# U Electromagnet Optimization

I have a U shaped magnet (like the one we used to see in school, half red half blue) that I want to make out of it an electromagnet by winding around it a 0.5mm diameter insulated copper wire, covering it from end to end, with n layers ( n still being undetermined).

The goal is to rise some metal off the ground, the magnet being suspended over it in the air; once the circuit is running, the electromagnet’s field will get intense and be able to lift the weight, and once turned off again, the metal will fall back to its place due to its weight.

How would I get the best magnetic attraction out of that system? I’m working on it for a university project, so I want something to attract the judges with.

Any advice would be extremely welcomed.

• It's already a magnet. It might be the least useful thing to make an electromagnet of – find a non-magnetized piece of iron and do it with that? Commented Jun 10, 2018 at 19:58
• The material you use to make an electromagnet is not the same as the material you use to make a permanent magnet. Use a soft iron core instead. Commented Jun 10, 2018 at 19:58
• I added some info. Commented Jun 10, 2018 at 20:50
• Slice open a transformer to use it as laminated U magnet. Commented Jun 11, 2018 at 9:33

If you start with a U-shaped magnet, a permanent magnet, then what you have is a magnetically 'hard' material. Its permeability will be low, and it will have a retained magnetic field. In the second part of your demo, when you want to drop the things you've picked up, turning off the winding current will not do it, they will stay stuck.

If you pass current through windings on a permanent magnet, then it will slightly increase or slightly decrease the existing field. If you use some serious current, then you might be able to reduce the strength of the magnet permanently. This won't help you a lot, as you'd have to use just as much current to increase the strength again. This is how permanent magnets tend to be made. They are made unmagnetised, then magnetised with a huge pulse of current from a specialist power supply, a pulse to keep the power dissipation down.

You need a soft iron core for an electromagnet. This has high permeability, and will lose almost all of its magnetism when the current is off. A stack of Es from a dismantled Es and Is transformer makes a good magnet core.

The magnetic strength you'll get from any given electromagnet is $B\propto CopperMass \times \sqrt{power dissipation}$

That means, the more copper you use, the less power you need for any given field strength. It doesn't matter whether the wire is thick or thin, 1 or 10 layers.
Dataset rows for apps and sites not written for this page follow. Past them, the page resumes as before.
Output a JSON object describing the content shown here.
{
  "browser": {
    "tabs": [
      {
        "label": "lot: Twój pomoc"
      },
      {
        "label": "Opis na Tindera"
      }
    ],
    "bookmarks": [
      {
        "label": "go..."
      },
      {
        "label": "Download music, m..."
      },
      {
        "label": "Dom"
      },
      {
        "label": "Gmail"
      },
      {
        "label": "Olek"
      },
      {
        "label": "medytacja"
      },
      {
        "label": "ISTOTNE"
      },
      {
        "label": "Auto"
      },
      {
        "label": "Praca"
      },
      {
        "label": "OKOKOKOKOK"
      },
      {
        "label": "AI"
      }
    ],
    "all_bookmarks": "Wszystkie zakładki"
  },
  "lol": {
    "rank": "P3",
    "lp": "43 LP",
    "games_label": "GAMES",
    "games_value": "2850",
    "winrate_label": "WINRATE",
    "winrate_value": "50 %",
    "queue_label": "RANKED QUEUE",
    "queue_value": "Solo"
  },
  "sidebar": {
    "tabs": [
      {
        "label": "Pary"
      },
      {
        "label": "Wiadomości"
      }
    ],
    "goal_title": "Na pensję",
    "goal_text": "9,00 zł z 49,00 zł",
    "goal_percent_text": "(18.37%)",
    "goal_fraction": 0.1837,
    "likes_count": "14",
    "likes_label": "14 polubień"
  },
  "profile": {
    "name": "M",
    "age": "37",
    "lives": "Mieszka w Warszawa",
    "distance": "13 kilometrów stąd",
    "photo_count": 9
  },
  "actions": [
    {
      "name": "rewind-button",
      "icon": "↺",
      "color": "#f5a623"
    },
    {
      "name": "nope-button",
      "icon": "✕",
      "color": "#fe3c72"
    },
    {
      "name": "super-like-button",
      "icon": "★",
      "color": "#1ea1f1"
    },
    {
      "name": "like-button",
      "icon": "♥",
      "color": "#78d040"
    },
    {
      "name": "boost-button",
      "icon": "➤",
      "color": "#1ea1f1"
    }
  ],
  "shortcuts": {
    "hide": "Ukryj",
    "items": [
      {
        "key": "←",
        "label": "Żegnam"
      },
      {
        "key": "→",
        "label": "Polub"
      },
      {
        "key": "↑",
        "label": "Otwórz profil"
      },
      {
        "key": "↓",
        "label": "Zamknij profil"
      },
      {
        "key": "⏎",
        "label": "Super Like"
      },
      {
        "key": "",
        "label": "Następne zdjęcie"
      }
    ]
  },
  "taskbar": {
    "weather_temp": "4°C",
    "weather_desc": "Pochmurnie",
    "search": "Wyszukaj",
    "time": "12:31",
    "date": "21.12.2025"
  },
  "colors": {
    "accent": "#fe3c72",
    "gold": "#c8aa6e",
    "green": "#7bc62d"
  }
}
As long as it's wound in the right sort of region, then to first order, these are the only parameters that matter. So ideally, fill all of the winding space available. If you can't find that much copper, then you'll need to use more power than you would have done.